Would you print every entry exactly as it appears?

— EXERCISE INPUTS —
§

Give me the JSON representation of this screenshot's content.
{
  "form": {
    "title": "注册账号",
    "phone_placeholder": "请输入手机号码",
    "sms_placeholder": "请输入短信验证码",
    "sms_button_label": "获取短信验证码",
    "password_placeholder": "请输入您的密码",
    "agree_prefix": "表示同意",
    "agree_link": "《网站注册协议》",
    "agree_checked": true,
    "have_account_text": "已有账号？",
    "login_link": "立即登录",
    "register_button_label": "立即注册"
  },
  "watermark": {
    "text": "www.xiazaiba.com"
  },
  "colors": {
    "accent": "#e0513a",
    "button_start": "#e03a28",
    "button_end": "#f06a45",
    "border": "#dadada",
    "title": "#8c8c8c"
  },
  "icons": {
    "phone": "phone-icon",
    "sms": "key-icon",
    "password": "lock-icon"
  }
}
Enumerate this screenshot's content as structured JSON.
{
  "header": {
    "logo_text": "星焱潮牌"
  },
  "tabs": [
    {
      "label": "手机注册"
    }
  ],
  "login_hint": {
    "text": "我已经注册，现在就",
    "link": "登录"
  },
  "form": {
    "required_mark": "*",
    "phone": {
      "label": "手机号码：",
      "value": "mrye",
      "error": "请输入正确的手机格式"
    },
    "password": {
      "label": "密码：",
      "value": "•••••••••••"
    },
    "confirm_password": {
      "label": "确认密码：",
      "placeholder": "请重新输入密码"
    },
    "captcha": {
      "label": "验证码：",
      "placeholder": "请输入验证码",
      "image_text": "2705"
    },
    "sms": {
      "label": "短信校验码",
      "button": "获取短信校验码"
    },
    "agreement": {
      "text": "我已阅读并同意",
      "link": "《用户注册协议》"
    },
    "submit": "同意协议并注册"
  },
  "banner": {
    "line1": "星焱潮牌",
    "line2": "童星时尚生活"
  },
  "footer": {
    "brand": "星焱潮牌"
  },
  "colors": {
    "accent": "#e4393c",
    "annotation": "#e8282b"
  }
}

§

— THE ANSWER —
Give me the JSON representation of this screenshot's content.
{
  "form": {
    "title": "注册账号",
    "phone_placeholder": "请输入手机号码",
    "sms_placeholder": "请输入短信验证码",
    "sms_button_label": "获取短信验证码",
    "password_placeholder": "请输入您的密码",
    "agree_prefix": "表示同意",
    "agree_link": "《网站注册协议》",
    "agree_checked": true,
    "have_account_text": "已有账号？",
    "login_link": "立即登录",
    "register_button_label": "立即注册"
  },
  "watermark": {
    "text": "www.xiazaiba.com"
  },
  "colors": {
    "accent": "#e0513a",
    "button_start": "#e03a28",
    "button_end": "#f06a45",
    "border": "#dadada",
    "title": "#8c8c8c"
  },
  "icons": {
    "phone": "phone-icon",
    "sms": "key-icon",
    "password": "lock-icon"
  }
}
Enumerate this screenshot's content as structured JSON.
{
  "header": {
    "logo_text": "星焱潮牌"
  },
  "tabs": [
    {
      "label": "手机注册"
    }
  ],
  "login_hint": {
    "text": "我已经注册，现在就",
    "link": "登录"
  },
  "form": {
    "required_mark": "*",
    "phone": {
      "label": "手机号码：",
      "value": "mrye",
      "error": "请输入正确的手机格式"
    },
    "password": {
      "label": "密码：",
      "value": "•••••••••••"
    },
    "confirm_password": {
      "label": "确认密码：",
      "placeholder": "请重新输入密码"
    },
    "captcha": {
      "label": "验证码：",
      "placeholder": "请输入验证码",
      "image_text": "2705"
    },
    "sms": {
      "label": "短信校验码",
      "button": "获取短信校验码"
    },
    "agreement": {
      "text": "我已阅读并同意",
      "link": "《用户注册协议》"
    },
    "submit": "同意协议并注册"
  },
  "banner": {
    "line1": "星焱潮牌",
    "line2": "童星时尚生活"
  },
  "footer": {
    "brand": "星焱潮牌"
  },
  "colors": {
    "accent": "#e4393c",
    "annotation": "#e8282b"
  }
}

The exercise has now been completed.